DWIGHT EISENHOWER, for all his rambling amiability, was capable of vehemence. He showed it memorably at a news conference on August 11, 1954. Ray L. Scherer of NBC asked him about “increasing suggestions that we should embark on a preventive war with the Communist world, some of these suggestions by people in high places.” Scherer was talking about Red China, which was rattling its sabers at Taiwan (then called Formosa) and would soon begin shelling Taiwanese forces in what would rapidly become a full-fledged crisis.

In those days, Communist China was the closest thing to today’s Iran: a rising regional power, radical, ideological, antagonistic, and increasingly bold. Ike’s secretary of State called the Chinese “an acute and imminent threat,” and compared their “aggressive fanaticism” to Hitler’s. Hawks clamored for action, saying that if the U.S. failed to defend Formosa, it would have to defend San Francisco later.

That was the climate in which Ike said:

All of us have heard this term “preventive war” since the earliest days of Hitler. I recall that is about the first time I heard it…. I would say a preventive war, if words mean anything, is to wage some sort of quick police action in order that you might avoid a terrific cataclysm of destruction later. A preventive war, to my mind, is an impossibility today…. I don’t believe there is such a thing, and, frankly, I wouldn’t even listen to anyone seriously that came in and talked about such a thing.

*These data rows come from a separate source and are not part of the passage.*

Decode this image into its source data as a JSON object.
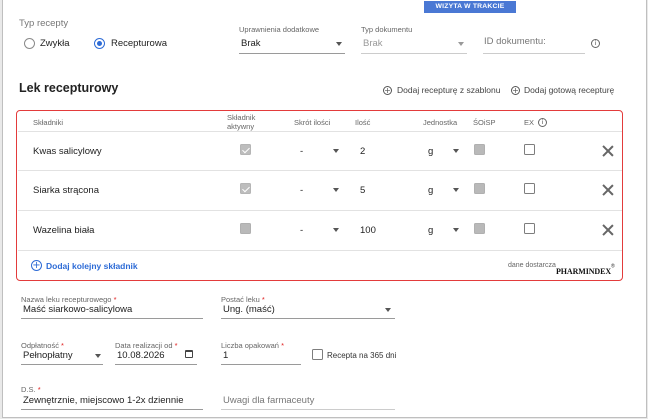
{
  "status_badge": "WIZYTA W TRAKCIE",
  "prescription_type": {
    "label": "Typ recepty",
    "options": [
      {
        "label": "Zwykła",
        "selected": false
      },
      {
        "label": "Recepturowa",
        "selected": true
      }
    ]
  },
  "extra_permissions": {
    "label": "Uprawnienia dodatkowe",
    "value": "Brak"
  },
  "document_type": {
    "label": "Typ dokumentu",
    "value": "Brak"
  },
  "document_id": {
    "placeholder": "ID dokumentu:"
  },
  "section": {
    "title": "Lek recepturowy",
    "add_from_template": "Dodaj recepturę z szablonu",
    "add_ready": "Dodaj gotową recepturę"
  },
  "table": {
    "headers": {
      "ingredients": "Składniki",
      "active_line1": "Składnik",
      "active_line2": "aktywny",
      "abbrev": "Skrót ilości",
      "quantity": "Ilość",
      "unit": "Jednostka",
      "soisp": "ŚOiSP",
      "ex": "EX"
    },
    "rows": [
      {
        "name": "Kwas salicylowy",
        "active": true,
        "abbrev": "-",
        "quantity": "2",
        "unit": "g"
      },
      {
        "name": "Siarka strącona",
        "active": true,
        "abbrev": "-",
        "quantity": "5",
        "unit": "g"
      },
      {
        "name": "Wazelina biała",
        "active": false,
        "abbrev": "-",
        "quantity": "100",
        "unit": "g"
      }
    ],
    "add_ingredient": "Dodaj kolejny składnik",
    "supplier_prefix": "dane dostarcza",
    "supplier_brand": "PHARMINDEX",
    "supplier_tm": "®"
  },
  "form": {
    "drug_name": {
      "label": "Nazwa leku recepturowego",
      "value": "Maść siarkowo-salicylowa"
    },
    "drug_form": {
      "label": "Postać leku",
      "value": "Ung. (maść)"
    },
    "payment": {
      "label": "Odpłatność",
      "value": "Pełnopłatny"
    },
    "date": {
      "label": "Data realizacji od",
      "value": "10.08.2026"
    },
    "packages": {
      "label": "Liczba opakowań",
      "value": "1"
    },
    "year_prescription": {
      "label": "Recepta na 365 dni",
      "checked": false
    },
    "ds": {
      "label": "D.S.",
      "value": "Zewnętrznie, miejscowo 1-2x dziennie"
    },
    "pharmacist_notes": {
      "placeholder": "Uwagi dla farmaceuty"
    }
  },
  "colors": {
    "accent": "#2d6bd6",
    "badge": "#4a78d4",
    "highlight_border": "#e33b3b"
  }
}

Eisenhower’s attitude put him at odds with the hawks of both his time and ours; anyone speaking as categorically against preventive war today as he did in 1954 would be derided by mainstream Republicans as a “defeatocrat,” waiting for America’s enemies to gather strength and strike first. But the victor of World War II was assuredly no dove. He made clear his theoretical willingness to use nuclear weapons, he sent U.S. marines to Lebanon, and he said, “We do not escape war by surrendering on the installment plan.” The best way to see Eisenhower is as neither hawk nor dove but, so to speak, as a reptile: a cold-blooded realist.

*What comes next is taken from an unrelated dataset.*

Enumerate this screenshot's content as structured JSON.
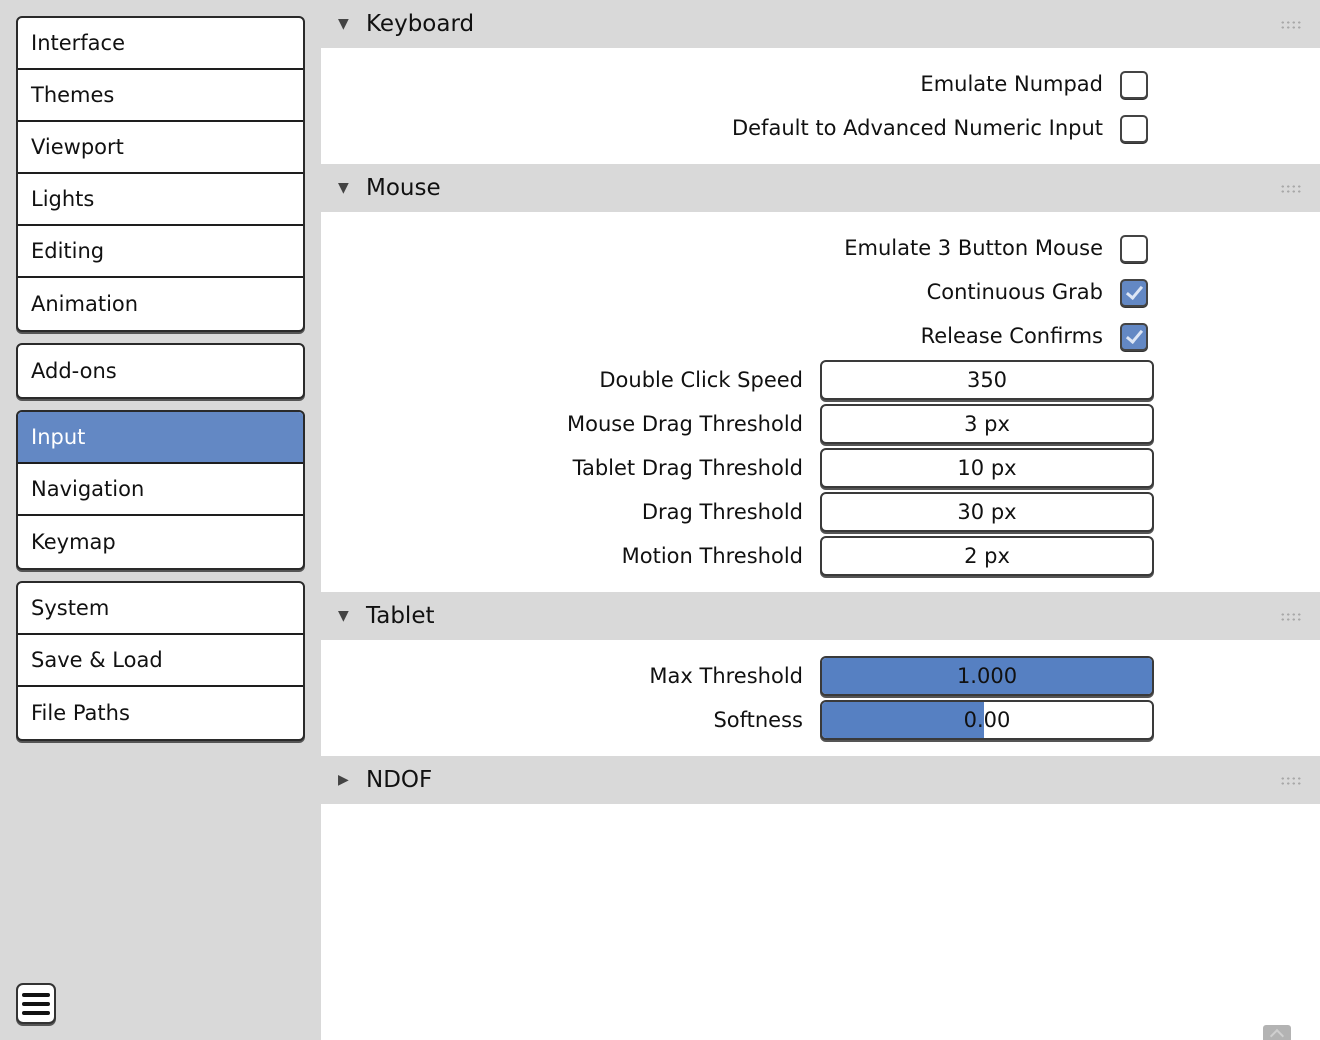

In today’s America, hawks think that peace comes from American strength, deployed vigorously to deter adversaries and pre-empt threats. Doves think that peace comes from international cooperation, in which the United States must play a leading role. Reptiles are all for strength and diplomacy, but they believe that peace ultimately comes from something else: equilibrium.

If you find that intriguing, read the rest of this very good article.